Where the design does not allow room for the leading digits that record centuries, there are other ways through the problem; if we can find a way of inserting ‘agents’ into the system that provide an alternative way to ensure that both of those date activities transcend the 1999/2000 event horizon, we can delay the need for a major rewrite. By ‘agent’, I mean a single purpose module that understands little of what is going on, other than its assigned task. The form of these does not matter. It may be a chunk of ‘inline’ code, a user defined function or a module call that, say, decides whether to add 1900 or 2000 to the years, or even just another 100 if year is less than 20. Some lateral thinking of mine has also come up with the idea of adjusting all dates BACKWARDS 28 years. Here are some details of the various procedures that may be used.

"If year < 10 then year = year + 100"

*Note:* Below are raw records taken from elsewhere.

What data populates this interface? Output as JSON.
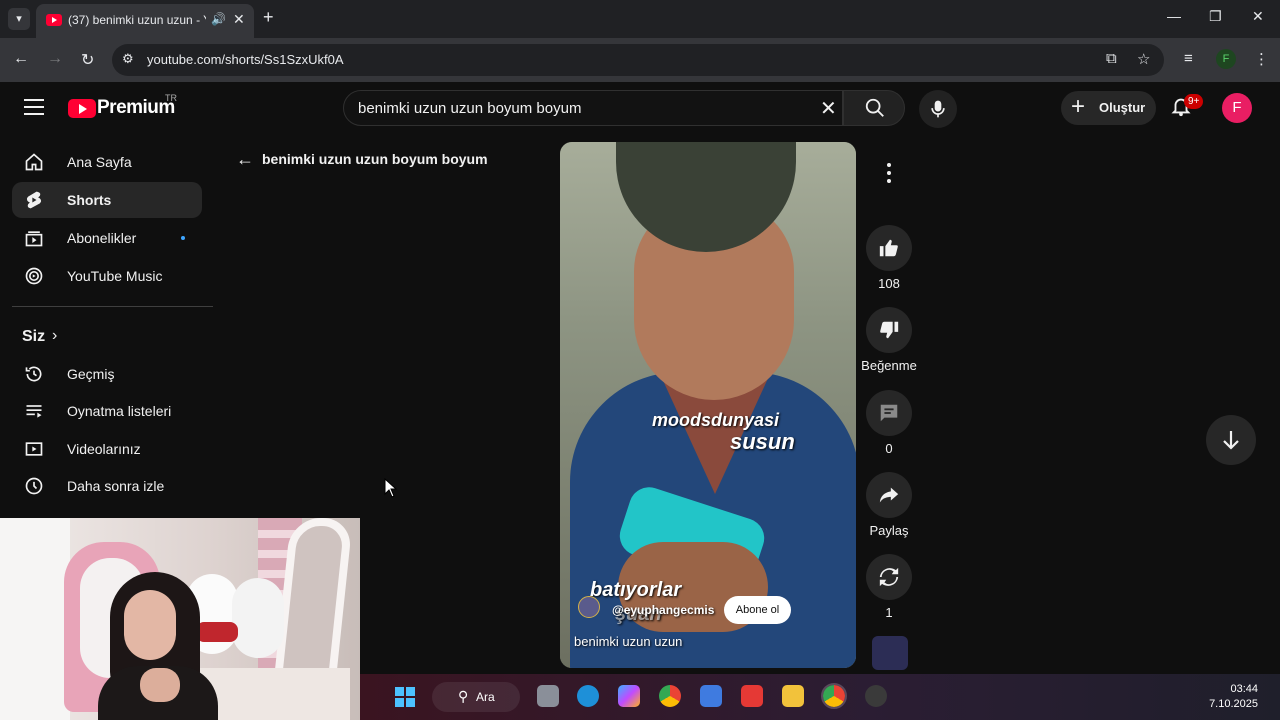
{
  "browser": {
    "tab_title": "(37) benimki uzun uzun - YouTube",
    "url": "youtube.com/shorts/Ss1SzxUkf0A",
    "profile_initial": "F"
  },
  "header": {
    "logo_word": "Premium",
    "logo_region": "TR",
    "search_value": "benimki uzun uzun boyum boyum",
    "create_label": "Oluştur",
    "notif_badge": "9+",
    "avatar_initial": "F"
  },
  "sidebar": {
    "items": [
      {
        "label": "Ana Sayfa",
        "icon": "home-icon"
      },
      {
        "label": "Shorts",
        "icon": "shorts-icon"
      },
      {
        "label": "Abonelikler",
        "icon": "subscriptions-icon"
      },
      {
        "label": "YouTube Music",
        "icon": "youtube-music-icon"
      }
    ],
    "you_label": "Siz",
    "you_items": [
      {
        "label": "Geçmiş",
        "icon": "history-icon"
      },
      {
        "label": "Oynatma listeleri",
        "icon": "playlists-icon"
      },
      {
        "label": "Videolarınız",
        "icon": "your-videos-icon"
      },
      {
        "label": "Daha sonra izle",
        "icon": "watch-later-icon"
      }
    ]
  },
  "shorts": {
    "back_title": "benimki uzun uzun boyum boyum",
    "overlay_top_1": "moodsdunyasi",
    "overlay_top_2": "susun",
    "overlay_bottom_1": "batıyorlar",
    "overlay_bottom_2": "şuan",
    "channel_handle": "@eyuphangecmis",
    "subscribe_label": "Abone ol",
    "video_title": "benimki uzun uzun",
    "likes": "108",
    "dislike_label": "Beğenme",
    "comments": "0",
    "share_label": "Paylaş",
    "remix_count": "1"
  },
  "taskbar": {
    "search_label": "Ara",
    "time": "03:44",
    "date": "7.10.2025"
  },
  "colors": {
    "yt_red": "#ff0033",
    "avatar_pink": "#e91e63",
    "badge_red": "#cc0000",
    "accent_blue": "#3ea6ff"
  }
}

This will often do the trick for calculations, but indices or sorts may put the year 2000 records before any 1990 dates. Usually this is just cosmetic, and only a transient issue over the rollover period. Incidentally, if your computer BIOS only handles 2 digits for year, it can usually be overcome with a software fix with similar logic.

"If year < ‘10’ then store year as ‘A0’ + year"

If the date is stored as a ‘display’ field (i.e. not packed or binary), consider storing 2000 as A0 and 2001 as A1. A simple routine will convert that to numbers for arithmetic use. Sorts will work properly and reports will be in order.

Internal Year = External Year - 28

Another novel approach is to store all dates as (year - 28). This is good news, and bad news. The good news is that sorts will work, but the bad news is that any reports will need to be modified to ADD 28 to any dates. Why choose 28? Well, you can guarantee that the day of the week and any day differences will be the same (between 1928 and 2099). All holidays would calculate the same except Easter. This calculation would need to be altered by 28 years, but that is not difficult.

What are the possible pitfalls of a ‘cut down’ approach to the Y2K problem? Well, adding 100 to the year will not work if the storage space is 2 digits; changing storage size might be too tricky. Moving the clock back 28 years means that the program works alright, but note that most PCs will not accept a current date 28 years ago (they won’t go back beyond 1980). Another problem is that date input and reports need to be adjusted by 28 years. In dBASE, this can be accomplished with simple user defined functions.

Do not forget that there is also the file conversion exercise to consider. Personally, I think that an upgrade that leaves present data untouched is preferable to one that either manipulates the fields or extends them. If you hit a snag with conversion, you may have burnt your bridges.

Large Overgrown Systems

It is unusual for even a large mainframe to have more than a couple of million lines of code. This makes it possible to load the entire source code onto a PC. The approach varies depending upon whether you have a Data Dictionary system. In essence, change each date field name to reflect its format. EE-DOB might become EE-DOB-YYMMDD or EE-DOB-DDMMYY. Once all these have been done, it then becomes simple, via the concept of ‘agents’, to rewrite the program to become year-2000 compliant without even understanding what the program does! I have used this approach in the past for conversions, and afterwards people have assumed that I have become an expert on the system. Not so. Check closely if anyone tells you that they must understand the system to change it.

You may think that my thoughts are quite off the wall, but I invite you to think carefully about the Y2K issue - its solution may not be as expensive as you have been told.

Finally, two points to ponder. Company directors may be personally liable if they fail to prepare for the year 2000, and the year 2000 is the last year of the twentieth century, not the first year of the 21st century.


Easter Bonus - when would it be due?

Easter Day courtesy of God. Formula courtesy of Gauss

NB mod(N,B) must give answer in range 0 to (B-1)

Y = 4 digit year. M=24 & N=5 for 1900-2099

A = mod(Y,19)

B = mod(Y,4)

C = mod(Y,7)

D = mod(19*A + M,30)

E = mod(2*B + 4*C + 6*D + N,7)

Easter = 22+D+E in March, or D+E-9 in April, EXCEPT ...

... Instead of April 26, use April 19

... If D=28 and A>10 then instead of April 25, use April 18